When I get back in our car and immediately point to some older gentleman loading his groceries in his car and say something like:

“That poor guy lost his wife and his son lives in Ohio and doesn’t call him.”

Ward asks me “How could you possibly know that?”

“Which part?”

“The whole thing. How do you know any of that?”

“Well, this lady and I were talking to him and…”

“Lady? What lady? You talked to more than one person in there?”

“The lady who just had a hernia surgery and has a daughter who could care less. Her daughter lives…”

“Stop, I don’t care where the daughter lives. Is it possible for you to go in a store and not strike up a random conversation?”

“Probably not.”

Sometimes these encounters go beyond a fleeting conversation and sometimes they don’t. This week I found myself in an intimate conversation with a woman I met on the beach about our son’s strengths – hers with autism and mine with Ds. I gave her my email.

Ward can’t fathom these chance encounters of mine and I can’t understand this thing he calls ‘gardening’.

When we first moved in together we lived in what could only be described as a hovel – for Hobbits. Everything was slightly built – rooms, doors and windows.
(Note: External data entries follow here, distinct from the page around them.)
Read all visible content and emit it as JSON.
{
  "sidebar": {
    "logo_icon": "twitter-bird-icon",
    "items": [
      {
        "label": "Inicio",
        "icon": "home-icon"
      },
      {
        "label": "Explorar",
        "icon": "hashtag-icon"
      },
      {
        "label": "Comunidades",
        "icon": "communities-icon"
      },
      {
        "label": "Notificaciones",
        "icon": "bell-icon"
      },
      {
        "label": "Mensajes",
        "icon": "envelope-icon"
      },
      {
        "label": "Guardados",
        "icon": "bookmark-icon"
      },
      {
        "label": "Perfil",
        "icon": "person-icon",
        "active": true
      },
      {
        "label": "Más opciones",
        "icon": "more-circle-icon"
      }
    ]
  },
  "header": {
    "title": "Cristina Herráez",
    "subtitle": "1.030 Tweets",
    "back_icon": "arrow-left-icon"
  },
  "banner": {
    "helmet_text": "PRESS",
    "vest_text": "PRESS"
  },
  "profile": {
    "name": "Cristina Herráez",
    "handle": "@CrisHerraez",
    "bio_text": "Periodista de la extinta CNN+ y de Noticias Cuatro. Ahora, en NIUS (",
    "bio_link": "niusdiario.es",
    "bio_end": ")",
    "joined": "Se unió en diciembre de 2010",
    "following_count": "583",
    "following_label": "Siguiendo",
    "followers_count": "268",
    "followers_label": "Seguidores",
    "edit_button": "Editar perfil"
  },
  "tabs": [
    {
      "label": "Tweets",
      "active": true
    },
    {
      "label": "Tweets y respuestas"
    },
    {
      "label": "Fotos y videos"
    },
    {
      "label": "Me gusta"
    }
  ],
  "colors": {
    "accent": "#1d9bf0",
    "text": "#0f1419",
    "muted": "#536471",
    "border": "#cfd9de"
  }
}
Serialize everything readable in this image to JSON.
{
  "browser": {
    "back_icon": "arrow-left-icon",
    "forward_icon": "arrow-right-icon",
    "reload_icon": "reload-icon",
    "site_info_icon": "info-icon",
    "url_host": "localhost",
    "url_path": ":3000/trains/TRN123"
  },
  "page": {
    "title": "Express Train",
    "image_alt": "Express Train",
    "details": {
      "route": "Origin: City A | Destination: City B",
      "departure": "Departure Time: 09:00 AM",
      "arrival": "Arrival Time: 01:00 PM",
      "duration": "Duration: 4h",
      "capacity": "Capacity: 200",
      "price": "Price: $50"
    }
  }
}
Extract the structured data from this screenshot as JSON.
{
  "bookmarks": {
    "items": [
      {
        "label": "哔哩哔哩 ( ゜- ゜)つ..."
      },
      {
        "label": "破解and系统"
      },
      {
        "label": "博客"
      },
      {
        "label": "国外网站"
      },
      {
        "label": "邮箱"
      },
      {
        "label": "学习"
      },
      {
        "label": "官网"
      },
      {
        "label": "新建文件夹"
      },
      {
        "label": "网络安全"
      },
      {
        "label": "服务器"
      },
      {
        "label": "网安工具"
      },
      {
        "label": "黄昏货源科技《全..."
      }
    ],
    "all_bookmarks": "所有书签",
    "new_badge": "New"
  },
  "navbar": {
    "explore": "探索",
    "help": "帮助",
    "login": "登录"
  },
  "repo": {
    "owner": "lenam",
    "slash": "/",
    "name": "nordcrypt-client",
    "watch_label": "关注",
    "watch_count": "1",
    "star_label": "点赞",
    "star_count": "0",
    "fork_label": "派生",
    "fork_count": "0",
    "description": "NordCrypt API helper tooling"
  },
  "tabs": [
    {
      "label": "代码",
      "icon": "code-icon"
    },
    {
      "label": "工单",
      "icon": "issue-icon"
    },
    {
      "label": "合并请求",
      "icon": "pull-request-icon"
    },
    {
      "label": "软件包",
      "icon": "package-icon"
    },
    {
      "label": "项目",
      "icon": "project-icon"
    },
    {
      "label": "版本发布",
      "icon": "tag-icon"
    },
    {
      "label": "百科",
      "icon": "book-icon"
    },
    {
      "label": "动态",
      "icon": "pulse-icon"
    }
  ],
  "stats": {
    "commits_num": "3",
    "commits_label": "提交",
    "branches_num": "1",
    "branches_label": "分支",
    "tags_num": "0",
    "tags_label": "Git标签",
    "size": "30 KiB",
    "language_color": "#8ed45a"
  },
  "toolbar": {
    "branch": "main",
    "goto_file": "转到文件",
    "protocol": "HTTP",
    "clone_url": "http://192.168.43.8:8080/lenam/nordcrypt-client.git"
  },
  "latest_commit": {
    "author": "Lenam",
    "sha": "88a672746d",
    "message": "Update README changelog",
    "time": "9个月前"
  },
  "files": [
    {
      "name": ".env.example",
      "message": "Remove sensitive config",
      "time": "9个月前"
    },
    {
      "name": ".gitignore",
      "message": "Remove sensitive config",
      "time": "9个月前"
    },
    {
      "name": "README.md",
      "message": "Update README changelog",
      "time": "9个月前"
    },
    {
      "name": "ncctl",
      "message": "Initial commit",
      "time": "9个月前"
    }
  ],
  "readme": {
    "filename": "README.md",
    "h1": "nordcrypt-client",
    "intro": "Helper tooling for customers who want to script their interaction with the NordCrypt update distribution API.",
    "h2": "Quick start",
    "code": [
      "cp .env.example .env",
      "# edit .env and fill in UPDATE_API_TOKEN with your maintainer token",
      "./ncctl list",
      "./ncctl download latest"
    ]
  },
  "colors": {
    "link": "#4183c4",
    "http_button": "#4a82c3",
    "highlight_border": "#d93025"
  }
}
About a hundred years before, it had been a stable where I imagine freakishly small and likely disgruntled horses lived.

The yard wasn’t more than a patch of dirt. Over the course of several months Ward built a curious arrangement from the dirt. The process began with weeks of sifting the dirt, which he accomplished by setting an old window screen on the discarded cast iron legs of a sewing machine. For hours at a time alone in the yard he moved dirt across that screen.

Prior to this, I had never heard much less seen dirt sifting. I didn’t delve too much because we were newly living together and there seemed to be bigger things about Ward I was trying to decipher that sifting dirt became low on the list. Plus as my mom and I watched him from the porch one morning she said, “He seems content. I would focus on that.”

Overtime the sifted dirt joined rocks and plants becoming an organized pile in the center of the yard not unlike the structures Richard Dreyfuss created in Close Encounters of the Third Kind.

Dirt sifting and combing the neighborhood for rocks and bricks has mutated through the years ending up in more recognizable things to me such as re-built patios and lovingly made garden supports.

Ward will never understand how I end up in personal conversations with complete strangers and I will never understand his gardening.

Thorin has embraced both of our endeavors as valid and normal. He engages with people in the check out line, kids on the beach and he likes to work alone outside moving rocks and dirt from randomness to meaning.